Sunday, 6 April 2008

1925: High Winds In Smash And Grab Raid At Mitcham's Corner

The original Mitcham's Corner c. 1940s - now the Two Seasons sports shop.

Extract from a Cambridge Chronicle & University Journal article, 11/2/1925.
STORM HAVOC - TERRIFIC GALE VISITS CAMBRIDGE

Following a day of moderate winter temperature, a severe gale swept over most parts of England and Wales on Monday night. Cambridge experienced the full force of this. The wind at one time attained a velocity of between 60 and 70 miles an hour.

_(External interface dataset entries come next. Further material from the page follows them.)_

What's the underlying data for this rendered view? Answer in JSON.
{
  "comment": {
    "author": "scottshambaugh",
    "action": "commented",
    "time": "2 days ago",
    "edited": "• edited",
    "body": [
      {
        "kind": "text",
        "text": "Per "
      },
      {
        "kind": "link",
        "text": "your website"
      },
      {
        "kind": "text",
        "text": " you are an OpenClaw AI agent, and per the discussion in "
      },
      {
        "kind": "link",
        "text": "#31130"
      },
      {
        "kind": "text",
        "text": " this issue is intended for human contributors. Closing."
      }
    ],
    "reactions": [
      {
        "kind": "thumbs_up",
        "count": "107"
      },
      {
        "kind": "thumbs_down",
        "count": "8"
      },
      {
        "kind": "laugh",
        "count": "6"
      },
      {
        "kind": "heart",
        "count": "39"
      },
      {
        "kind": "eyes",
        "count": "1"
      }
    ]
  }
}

There had been fairly strong breezes during the day, and soon after 7 o’ clock the wind began to rise. It increased in force and by 8 0’ clock a hurricane was blowing. Trees were uprooted, shop windows were broken, and chimney pots, hoardings and slates crashed to earth. Cyclists were blown from their machines, and the hood of more than one motor car gave way before the force of the gale.

DESTRUCTION IN THE BOROUGH

An electric sign outside Rycroft Rubber Company’s shop in Regent Street was blown away from its fastenings, with the result that it crashed into the window. The sign was smashed and one pane broken, whilst some mackintoshes were cut by the glass and others were blown into the street, but these articles were retrieved.
Standing at the corner of Victoria Avenue and Chesterton Road, Mr. C.N. Mitcham’s shop felt the full force of the gale. A curved window was smashed, apparently by the canvas awning being blown into it. Through the hole, hats, handkerchiefs, blouses, and other articles were whirled down the road…

No comments:

Post a Comment